The Curious Case of Benjamin Button
I wrote a twitter about this movie, but I wanted to expand a little more.
Sarah and I went and saw this film yesterday, and I don't think I've ever been affected like I was by this film. I'm the type of person who is rarely moved by a movie or tv show. My wife jokes that I have a stone heart. I just am not an emotional person - competitive, yes; emotional - not so much, especially with film. I've seen a lot of movies, both good and bad and the stories have been told - for the most part - many times before. Some tell it better than others, but for the most part, it's rare a story takes you by surprise.
The Curious Case of Benjamin Button is one of those surprises.
Sure, we all know it's based on the F. Scott Fitzgerald story about the life of a man who is born old and dies young. Interesting...not too many stories like that. My interest was piqued when I heard about the story. Then I read an interview where Brad Pitt talked about Eric Roth's treatment of the story being summed up in "youth is wasted on the young". Okay, my interest is even more piqued.

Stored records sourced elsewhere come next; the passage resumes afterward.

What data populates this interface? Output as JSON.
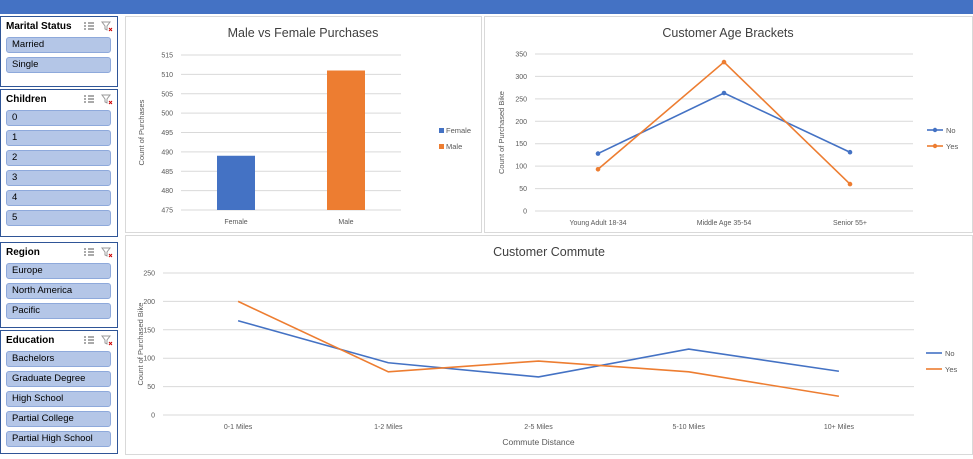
{
  "slicers": {
    "marital_status": {
      "title": "Marital Status",
      "items": [
        "Married",
        "Single"
      ]
    },
    "children": {
      "title": "Children",
      "items": [
        "0",
        "1",
        "2",
        "3",
        "4",
        "5"
      ]
    },
    "region": {
      "title": "Region",
      "items": [
        "Europe",
        "North America",
        "Pacific"
      ]
    },
    "education": {
      "title": "Education",
      "items": [
        "Bachelors",
        "Graduate Degree",
        "High School",
        "Partial College",
        "Partial High School"
      ]
    }
  },
  "colors": {
    "blue": "#4472c4",
    "orange": "#ed7d31",
    "slicer_item": "#b4c6e7"
  },
  "icons": {
    "multi_select": "multi-select-icon",
    "clear_filter": "clear-filter-icon"
  },
  "chart_data": [
    {
      "type": "bar",
      "title": "Male vs Female Purchases",
      "ylabel": "Count of Purchases",
      "categories": [
        "Female",
        "Male"
      ],
      "series": [
        {
          "name": "Female",
          "values": [
            489,
            null
          ],
          "color": "#4472c4"
        },
        {
          "name": "Male",
          "values": [
            null,
            511
          ],
          "color": "#ed7d31"
        }
      ],
      "ylim": [
        475,
        515
      ],
      "yticks": [
        475,
        480,
        485,
        490,
        495,
        500,
        505,
        510,
        515
      ],
      "legend": "right"
    },
    {
      "type": "line",
      "title": "Customer Age Brackets",
      "ylabel": "Count of Purchased Bike",
      "categories": [
        "Young Adult 18-34",
        "Middle Age 35-54",
        "Senior 55+"
      ],
      "series": [
        {
          "name": "No",
          "values": [
            128,
            263,
            131
          ],
          "color": "#4472c4"
        },
        {
          "name": "Yes",
          "values": [
            93,
            332,
            60
          ],
          "color": "#ed7d31"
        }
      ],
      "ylim": [
        0,
        350
      ],
      "yticks": [
        0,
        50,
        100,
        150,
        200,
        250,
        300,
        350
      ],
      "markers": true,
      "legend": "right"
    },
    {
      "type": "line",
      "title": "Customer Commute",
      "xlabel": "Commute Distance",
      "ylabel": "Count of Purchased Bike",
      "categories": [
        "0-1 Miles",
        "1-2 Miles",
        "2-5 Miles",
        "5-10 Miles",
        "10+ Miles"
      ],
      "series": [
        {
          "name": "No",
          "values": [
            166,
            92,
            67,
            116,
            77
          ],
          "color": "#4472c4"
        },
        {
          "name": "Yes",
          "values": [
            200,
            76,
            95,
            76,
            33
          ],
          "color": "#ed7d31"
        }
      ],
      "ylim": [
        0,
        250
      ],
      "yticks": [
        0,
        50,
        100,
        150,
        200,
        250
      ],
      "markers": false,
      "legend": "right"
    }
  ]
}
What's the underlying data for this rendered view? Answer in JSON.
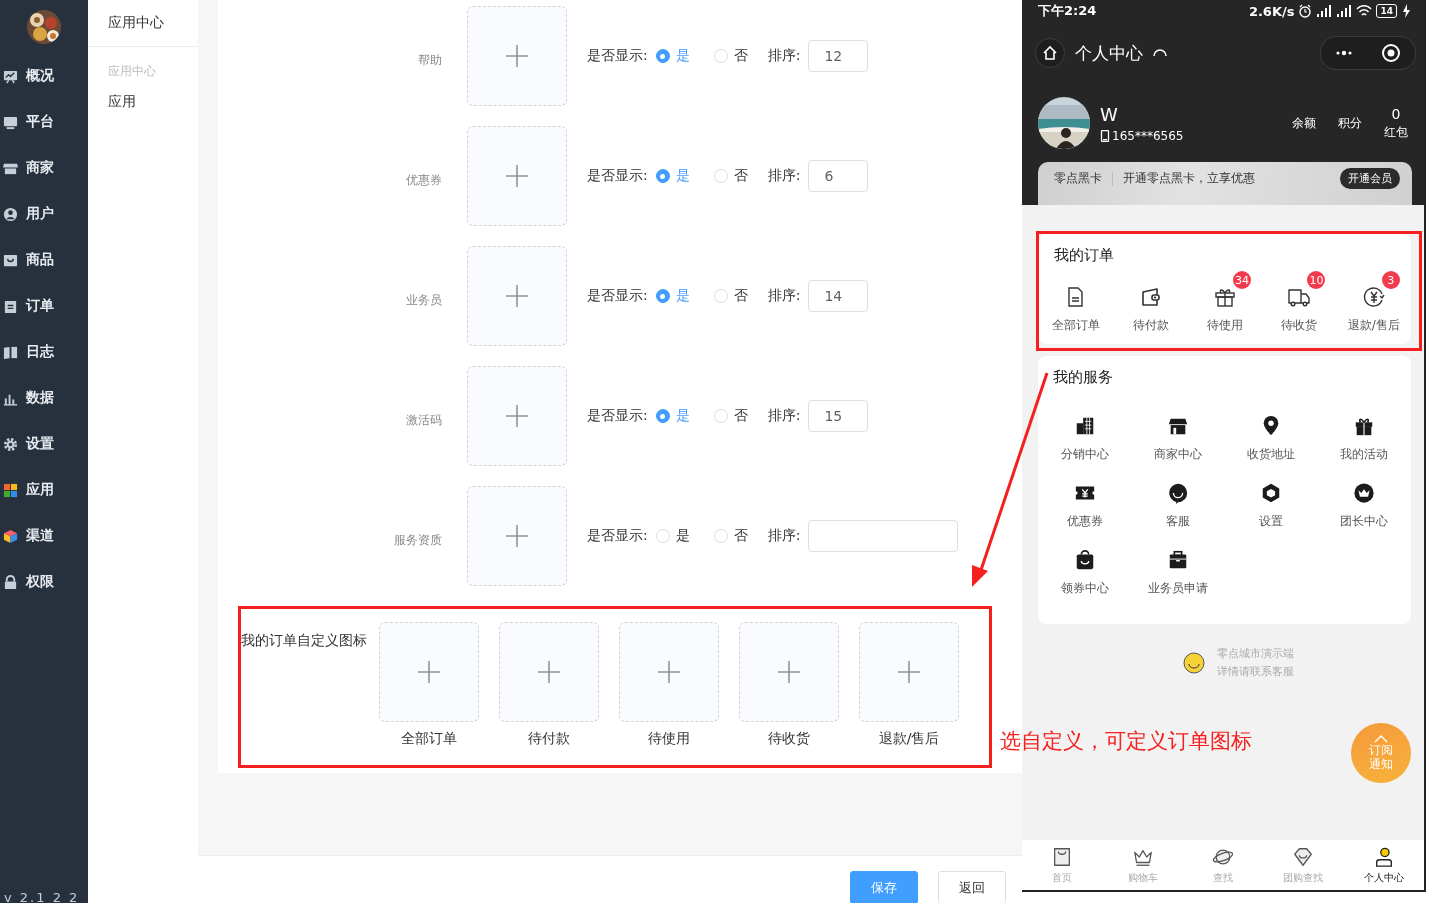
{
  "sidebar": {
    "items": [
      {
        "label": "概况"
      },
      {
        "label": "平台"
      },
      {
        "label": "商家"
      },
      {
        "label": "用户"
      },
      {
        "label": "商品"
      },
      {
        "label": "订单"
      },
      {
        "label": "日志"
      },
      {
        "label": "数据"
      },
      {
        "label": "设置"
      },
      {
        "label": "应用"
      },
      {
        "label": "渠道"
      },
      {
        "label": "权限"
      }
    ],
    "version": "v 2.1 2 2"
  },
  "submenu": {
    "title": "应用中心",
    "group": "应用中心",
    "items": [
      {
        "label": "应用"
      }
    ]
  },
  "icon_settings": [
    {
      "label": "帮助",
      "display_label": "是否显示:",
      "options": [
        {
          "label": "是",
          "selected": true
        },
        {
          "label": "否",
          "selected": false
        }
      ],
      "sort_label": "排序:",
      "sort": "12"
    },
    {
      "label": "优惠券",
      "display_label": "是否显示:",
      "options": [
        {
          "label": "是",
          "selected": true
        },
        {
          "label": "否",
          "selected": false
        }
      ],
      "sort_label": "排序:",
      "sort": "6"
    },
    {
      "label": "业务员",
      "display_label": "是否显示:",
      "options": [
        {
          "label": "是",
          "selected": true
        },
        {
          "label": "否",
          "selected": false
        }
      ],
      "sort_label": "排序:",
      "sort": "14"
    },
    {
      "label": "激活码",
      "display_label": "是否显示:",
      "options": [
        {
          "label": "是",
          "selected": true
        },
        {
          "label": "否",
          "selected": false
        }
      ],
      "sort_label": "排序:",
      "sort": "15"
    },
    {
      "label": "服务资质",
      "display_label": "是否显示:",
      "options": [
        {
          "label": "是",
          "selected": false
        },
        {
          "label": "否",
          "selected": false
        }
      ],
      "sort_label": "排序:"
    }
  ],
  "order_icons": {
    "title": "我的订单自定义图标",
    "items": [
      {
        "label": "全部订单"
      },
      {
        "label": "待付款"
      },
      {
        "label": "待使用"
      },
      {
        "label": "待收货"
      },
      {
        "label": "退款/售后"
      }
    ]
  },
  "buttons": [
    {
      "label": "保存",
      "kind": "primary"
    },
    {
      "label": "返回",
      "kind": "default"
    }
  ],
  "annotation": {
    "caption": "选自定义，可定义订单图标"
  },
  "phone": {
    "status_bar": {
      "time": "下午2:24",
      "speed": "2.6K/s",
      "battery": "14"
    },
    "nav": {
      "title": "个人中心"
    },
    "profile": {
      "name": "W",
      "phone": "165***6565",
      "stats": [
        {
          "label": "余额"
        },
        {
          "label": "积分"
        },
        {
          "value": "0",
          "label": "红包"
        }
      ]
    },
    "member_banner": {
      "title": "零点黑卡",
      "text": "开通零点黑卡，立享优惠",
      "button": "开通会员"
    },
    "orders": {
      "title": "我的订单",
      "items": [
        {
          "label": "全部订单"
        },
        {
          "label": "待付款"
        },
        {
          "label": "待使用",
          "badge": "34"
        },
        {
          "label": "待收货",
          "badge": "10"
        },
        {
          "label": "退款/售后",
          "badge": "3"
        }
      ]
    },
    "services": {
      "title": "我的服务",
      "items": [
        {
          "label": "分销中心"
        },
        {
          "label": "商家中心"
        },
        {
          "label": "收货地址"
        },
        {
          "label": "我的活动"
        },
        {
          "label": "优惠券"
        },
        {
          "label": "客服"
        },
        {
          "label": "设置"
        },
        {
          "label": "团长中心"
        },
        {
          "label": "领券中心"
        },
        {
          "label": "业务员申请"
        }
      ]
    },
    "footer": {
      "line1": "零点城市演示端",
      "line2": "详情请联系客服"
    },
    "float_button": {
      "label": "订阅通知"
    },
    "tabbar": [
      {
        "label": "首页",
        "selected": false
      },
      {
        "label": "购物车",
        "selected": false
      },
      {
        "label": "查找",
        "selected": false
      },
      {
        "label": "团购查找",
        "selected": false
      },
      {
        "label": "个人中心",
        "selected": true
      }
    ]
  }
}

When I put together that David Fincher (director of 3 of my favorite films - Se7en, Fight Club and The Game) directed the film and Eric Roth (screenwriter of Forrest Gump) had written the screenplay, my excitement grew for the film. It was looking like it could have the makings of a great film. Plus Brad Pitt and Cate Blanchett (as well as Julia Ormond) are not too shabby as actors.
But, we've all seen the films that looked like they had EVERYTHING going for them that fell flat on their face (Gigli anyone?) Well, earlier in this post and with my twitter, I've probably given away how I thought it worked out.
First off, David Fincher has created a beautiful film. Every scene is perfectly lit and perfectly shot. Each filter of light, each scene is perfectly staged and every piece of this film fits. But plenty of films are beautiful to look at but fail in other ways.
The actors are incredible. I don't know that I've ever seen Brad Pitt act this well since maybe the mid-90s. He is subtle, funny, overt when he needs to be and always seems to catch the motivation for each scene. Cate Blanchett is, well, always great...I don't know that I've ever seen a film of hers that I didn't think she was fantastic in. The film used a new brand of special effects with this film instead of makeup to make the actors look both young and old. So when you see Cate Blanchett as an old lady, it is actually her, not an old lady playing Cate Blanchett. When Brad Pitt is an old man stuck in the body of a child, it is actually Brad Pitt not a child playing Brad Pitt. And it is convincing.
Ultimately, though all those other things are great, it's the script that wins here. Eric Roth created a script that is reminiscent of Forrest Gump (the story is told from the present time, narrated by the main character and is split up into vignettes where sections of the story are told) The script is filled with great characters, each one with a convincing backstory and enough time on screen to make a splash - from the tug boat captain that hires a young (stuck in an old body) Benjamin to his first job to the father that gives up Benjamin as a baby only to return to his life later on to the first real love of Benjamin's life (a woman he meets during his time in Russia).
The story is well-told, the script is tight (even though the film is close to 3 hours) and it is entirely effective. I had tears several times through the film and when I left the theater, it took a good 20 min for me to gain complete control of my emotions. The movie is that good. I've mulled over scenes again and again.
I can tell you whole-heartedly to see this movie.
4.9 out of 5 stars